■ **WHAT TO WORK ON**: Please filter the data below down to the lines holding the string "Unpacked".

Dataset excerpts:
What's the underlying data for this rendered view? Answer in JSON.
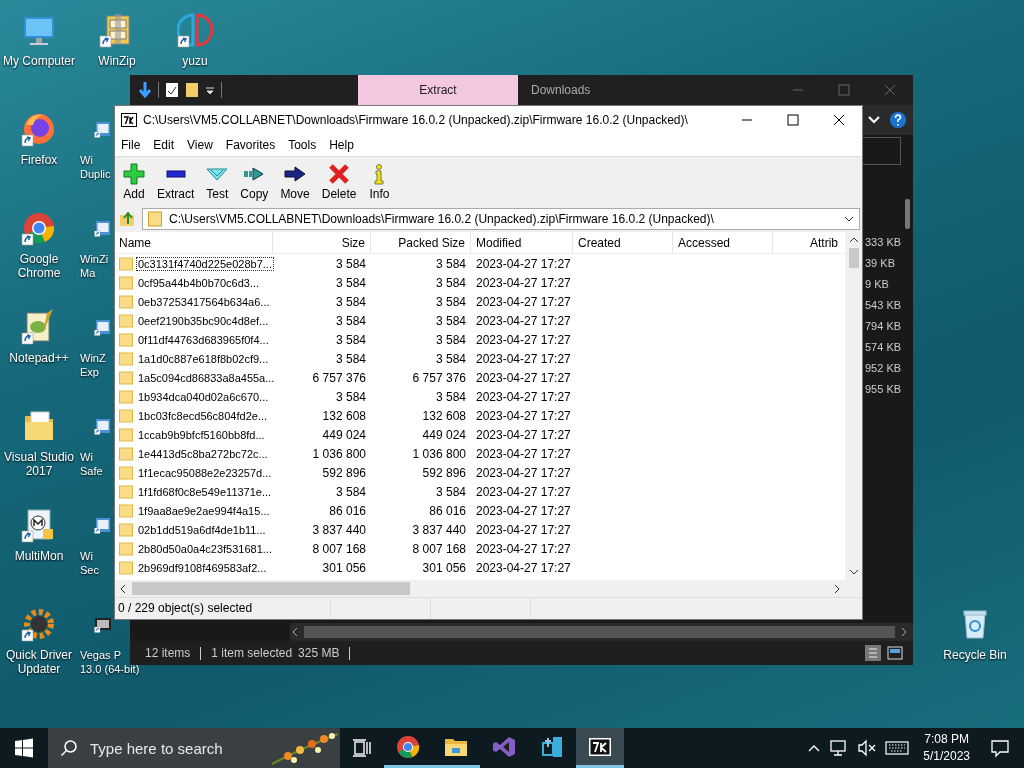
{
  "desktop": {
    "columns": [
      [
        {
          "lines": [
            "My Computer"
          ],
          "kind": "computer",
          "shortcut": false,
          "partial": false
        },
        {
          "lines": [
            "Firefox"
          ],
          "kind": "firefox",
          "shortcut": true,
          "partial": false
        },
        {
          "lines": [
            "Google",
            "Chrome"
          ],
          "kind": "chrome",
          "shortcut": true,
          "partial": false
        },
        {
          "lines": [
            "Notepad++"
          ],
          "kind": "notepad",
          "shortcut": true,
          "partial": false
        },
        {
          "lines": [
            "Visual Studio",
            "2017"
          ],
          "kind": "folder",
          "shortcut": false,
          "partial": false
        },
        {
          "lines": [
            "MultiMon"
          ],
          "kind": "multimon",
          "shortcut": true,
          "partial": false
        },
        {
          "lines": [
            "Quick Driver",
            "Updater"
          ],
          "kind": "driver",
          "shortcut": true,
          "partial": false
        }
      ],
      [
        {
          "lines": [
            "WinZip"
          ],
          "kind": "winzip",
          "shortcut": true,
          "partial": false
        },
        {
          "lines": [
            "Wi",
            "Duplic"
          ],
          "kind": "app",
          "shortcut": true,
          "partial": true
        },
        {
          "lines": [
            "WinZi",
            "Ma"
          ],
          "kind": "app",
          "shortcut": true,
          "partial": true
        },
        {
          "lines": [
            "WinZ",
            "Exp"
          ],
          "kind": "app",
          "shortcut": true,
          "partial": true
        },
        {
          "lines": [
            "Wi",
            "Safe"
          ],
          "kind": "app",
          "shortcut": true,
          "partial": true
        },
        {
          "lines": [
            "Wi",
            "Sec"
          ],
          "kind": "app",
          "shortcut": true,
          "partial": true
        },
        {
          "lines": [
            "Vegas P",
            "13.0 (64-bit)"
          ],
          "kind": "vegas",
          "shortcut": true,
          "partial": true
        }
      ],
      [
        {
          "lines": [
            "yuzu"
          ],
          "kind": "yuzu",
          "shortcut": true,
          "partial": false
        }
      ]
    ],
    "recycle_bin": {
      "lines": [
        "Recycle Bin"
      ],
      "kind": "recycle",
      "shortcut": false,
      "partial": false
    }
  },
  "explorer_window": {
    "ribbon_tab": "Extract",
    "title": "Downloads",
    "size_values": [
      "333 KB",
      "39 KB",
      "9 KB",
      "543 KB",
      "794 KB",
      "574 KB",
      "952 KB",
      "955 KB"
    ],
    "status_items": "12 items",
    "status_selection": "1 item selected",
    "status_size": "325 MB"
  },
  "archive_window": {
    "title": "C:\\Users\\VM5.COLLABNET\\Downloads\\Firmware 16.0.2 (Unpacked).zip\\Firmware 16.0.2 (Unpacked)\\",
    "menu": [
      "File",
      "Edit",
      "View",
      "Favorites",
      "Tools",
      "Help"
    ],
    "toolbar": [
      {
        "label": "Add",
        "kind": "add"
      },
      {
        "label": "Extract",
        "kind": "extract"
      },
      {
        "label": "Test",
        "kind": "test"
      },
      {
        "label": "Copy",
        "kind": "copy"
      },
      {
        "label": "Move",
        "kind": "move"
      },
      {
        "label": "Delete",
        "kind": "delete"
      },
      {
        "label": "Info",
        "kind": "info"
      }
    ],
    "address": "C:\\Users\\VM5.COLLABNET\\Downloads\\Firmware 16.0.2 (Unpacked).zip\\Firmware 16.0.2 (Unpacked)\\",
    "columns": [
      "Name",
      "Size",
      "Packed Size",
      "Modified",
      "Created",
      "Accessed",
      "Attrib"
    ],
    "rows": [
      {
        "name": "0c3131f4740d225e028b7...",
        "size": "3 584",
        "packed_size": "3 584",
        "modified": "2023-04-27 17:27",
        "focused": true
      },
      {
        "name": "0cf95a44b4b0b70c6d3...",
        "size": "3 584",
        "packed_size": "3 584",
        "modified": "2023-04-27 17:27",
        "focused": false
      },
      {
        "name": "0eb37253417564b634a6...",
        "size": "3 584",
        "packed_size": "3 584",
        "modified": "2023-04-27 17:27",
        "focused": false
      },
      {
        "name": "0eef2190b35bc90c4d8ef...",
        "size": "3 584",
        "packed_size": "3 584",
        "modified": "2023-04-27 17:27",
        "focused": false
      },
      {
        "name": "0f11df44763d683965f0f4...",
        "size": "3 584",
        "packed_size": "3 584",
        "modified": "2023-04-27 17:27",
        "focused": false
      },
      {
        "name": "1a1d0c887e618f8b02cf9...",
        "size": "3 584",
        "packed_size": "3 584",
        "modified": "2023-04-27 17:27",
        "focused": false
      },
      {
        "name": "1a5c094cd86833a8a455a...",
        "size": "6 757 376",
        "packed_size": "6 757 376",
        "modified": "2023-04-27 17:27",
        "focused": false
      },
      {
        "name": "1b934dca040d02a6c670...",
        "size": "3 584",
        "packed_size": "3 584",
        "modified": "2023-04-27 17:27",
        "focused": false
      },
      {
        "name": "1bc03fc8ecd56c804fd2e...",
        "size": "132 608",
        "packed_size": "132 608",
        "modified": "2023-04-27 17:27",
        "focused": false
      },
      {
        "name": "1ccab9b9bfcf5160bb8fd...",
        "size": "449 024",
        "packed_size": "449 024",
        "modified": "2023-04-27 17:27",
        "focused": false
      },
      {
        "name": "1e4413d5c8ba272bc72c...",
        "size": "1 036 800",
        "packed_size": "1 036 800",
        "modified": "2023-04-27 17:27",
        "focused": false
      },
      {
        "name": "1f1ecac95088e2e23257d...",
        "size": "592 896",
        "packed_size": "592 896",
        "modified": "2023-04-27 17:27",
        "focused": false
      },
      {
        "name": "1f1fd68f0c8e549e11371e...",
        "size": "3 584",
        "packed_size": "3 584",
        "modified": "2023-04-27 17:27",
        "focused": false
      },
      {
        "name": "1f9aa8ae9e2ae994f4a15...",
        "size": "86 016",
        "packed_size": "86 016",
        "modified": "2023-04-27 17:27",
        "focused": false
      },
      {
        "name": "02b1dd519a6df4de1b11...",
        "size": "3 837 440",
        "packed_size": "3 837 440",
        "modified": "2023-04-27 17:27",
        "focused": false
      },
      {
        "name": "2b80d50a0a4c23f531681...",
        "size": "8 007 168",
        "packed_size": "8 007 168",
        "modified": "2023-04-27 17:27",
        "focused": false
      },
      {
        "name": "2b969df9108f469583af2...",
        "size": "301 056",
        "packed_size": "301 056",
        "modified": "2023-04-27 17:27",
        "focused": false
      }
    ],
    "status": "0 / 229 object(s) selected"
  },
  "taskbar": {
    "search_placeholder": "Type here to search",
    "apps": [
      {
        "kind": "browser",
        "running": true,
        "active": false
      },
      {
        "kind": "files",
        "running": true,
        "active": false
      },
      {
        "kind": "studio",
        "running": false,
        "active": false
      },
      {
        "kind": "designer",
        "running": false,
        "active": false
      },
      {
        "kind": "archiver",
        "running": true,
        "active": true
      }
    ],
    "time": "7:08 PM",
    "date": "5/1/2023"
  }
}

■ **EXERCISE RESPONSE**:
    "title": "C:\\Users\\VM5.COLLABNET\\Downloads\\Firmware 16.0.2 (Unpacked).zip\\Firmware 16.0.2 (Unpacked)\\",
    "address": "C:\\Users\\VM5.COLLABNET\\Downloads\\Firmware 16.0.2 (Unpacked).zip\\Firmware 16.0.2 (Unpacked)\\",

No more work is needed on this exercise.